1. "China will be allowed to build hundreds of additional coal plants. So, we can't build the plants, but they can, according to this agreement."
False. Under the Paris agreement, each country publicly declares how much it will reduce greenhouse gas emissions and what it will do to get there. In fact, China has actually taken steps to stop building coal plants. China has cut its use of coal three years in a row.
2. "Even if the Paris Agreement were implemented in full, with total compliance from all nations, it is estimated it would only produce a two-tenths of one degree -- think of that; this much -- Celsius reduction in global temperature by the year 2100. Tiny, tiny amount."
Misleading. Tackling climate problems depends on taking a series of incremental steps to reduce carbon emissions. Pulling out of the Paris agreement would require even bigger future reductions.
3. "At 1 percent growth, renewable sources of energy can meet some of our domestic demand. But at 3 or 4 percent growth, which I expect, we need all forms of available American energy, or our country will be at grave risk of brownouts and blackouts."
Baloney. Economic growth stems from population growth and improvements in productivity. Neither of these factors will drive 3 percent or 4 percent growth in the U.S, regardless.

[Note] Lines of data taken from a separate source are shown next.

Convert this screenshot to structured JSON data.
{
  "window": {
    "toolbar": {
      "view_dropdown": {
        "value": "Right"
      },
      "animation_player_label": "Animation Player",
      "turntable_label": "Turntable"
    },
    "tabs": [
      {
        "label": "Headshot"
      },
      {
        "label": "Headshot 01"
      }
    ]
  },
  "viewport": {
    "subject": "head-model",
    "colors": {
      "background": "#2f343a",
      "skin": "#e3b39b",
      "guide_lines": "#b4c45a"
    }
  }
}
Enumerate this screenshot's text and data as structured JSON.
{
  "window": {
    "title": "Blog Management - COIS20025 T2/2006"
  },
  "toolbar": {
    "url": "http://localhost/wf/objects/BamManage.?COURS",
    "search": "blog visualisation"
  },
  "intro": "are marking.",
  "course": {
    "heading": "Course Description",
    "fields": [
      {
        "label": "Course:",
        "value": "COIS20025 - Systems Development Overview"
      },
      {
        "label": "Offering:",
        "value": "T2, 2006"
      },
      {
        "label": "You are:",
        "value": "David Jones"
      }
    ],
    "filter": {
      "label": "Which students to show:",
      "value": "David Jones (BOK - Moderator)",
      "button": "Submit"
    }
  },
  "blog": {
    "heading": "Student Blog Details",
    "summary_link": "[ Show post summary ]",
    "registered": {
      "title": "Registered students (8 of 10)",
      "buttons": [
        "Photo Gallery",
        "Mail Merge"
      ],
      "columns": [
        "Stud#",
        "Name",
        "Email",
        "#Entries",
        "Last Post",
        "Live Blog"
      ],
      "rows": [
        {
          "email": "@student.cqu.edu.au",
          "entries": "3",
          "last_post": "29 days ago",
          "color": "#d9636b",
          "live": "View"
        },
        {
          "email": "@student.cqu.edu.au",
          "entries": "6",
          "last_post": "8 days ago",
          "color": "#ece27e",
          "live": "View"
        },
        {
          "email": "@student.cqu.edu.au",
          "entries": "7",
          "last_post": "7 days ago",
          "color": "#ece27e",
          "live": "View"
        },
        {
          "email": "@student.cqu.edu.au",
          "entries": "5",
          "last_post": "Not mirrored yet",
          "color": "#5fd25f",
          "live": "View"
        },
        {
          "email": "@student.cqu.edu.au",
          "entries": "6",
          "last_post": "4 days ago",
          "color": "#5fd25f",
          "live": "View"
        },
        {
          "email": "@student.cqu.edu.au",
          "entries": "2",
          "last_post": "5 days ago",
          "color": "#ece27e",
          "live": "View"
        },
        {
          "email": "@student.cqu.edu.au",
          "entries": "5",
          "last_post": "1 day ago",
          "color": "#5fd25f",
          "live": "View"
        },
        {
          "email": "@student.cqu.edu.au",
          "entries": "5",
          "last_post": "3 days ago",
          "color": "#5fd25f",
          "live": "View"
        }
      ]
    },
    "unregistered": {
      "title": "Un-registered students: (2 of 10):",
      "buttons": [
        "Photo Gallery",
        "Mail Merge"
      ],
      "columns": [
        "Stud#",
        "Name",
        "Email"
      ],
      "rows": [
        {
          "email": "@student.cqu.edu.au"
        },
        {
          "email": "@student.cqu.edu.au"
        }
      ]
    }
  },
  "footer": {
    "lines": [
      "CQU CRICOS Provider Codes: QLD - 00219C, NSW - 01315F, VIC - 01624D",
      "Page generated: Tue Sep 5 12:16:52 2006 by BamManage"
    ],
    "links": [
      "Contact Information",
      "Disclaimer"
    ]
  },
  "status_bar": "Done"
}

4. "India will be allowed to double its coal production by 2020. Think of it. India can double their coal production. We're supposed to get rid of ours."
Rubbish. The Paris accord doesn’t even mention the word coal, nor does it do anything to put a global moratorium on coal. Each signatory sets its own goals and has to report on its progress. India has committed to reduce emissions 33 to 35 percent of 2005 levels by 2030.
We have a president who will say anything. Anything.
Know the facts. Spread the truth.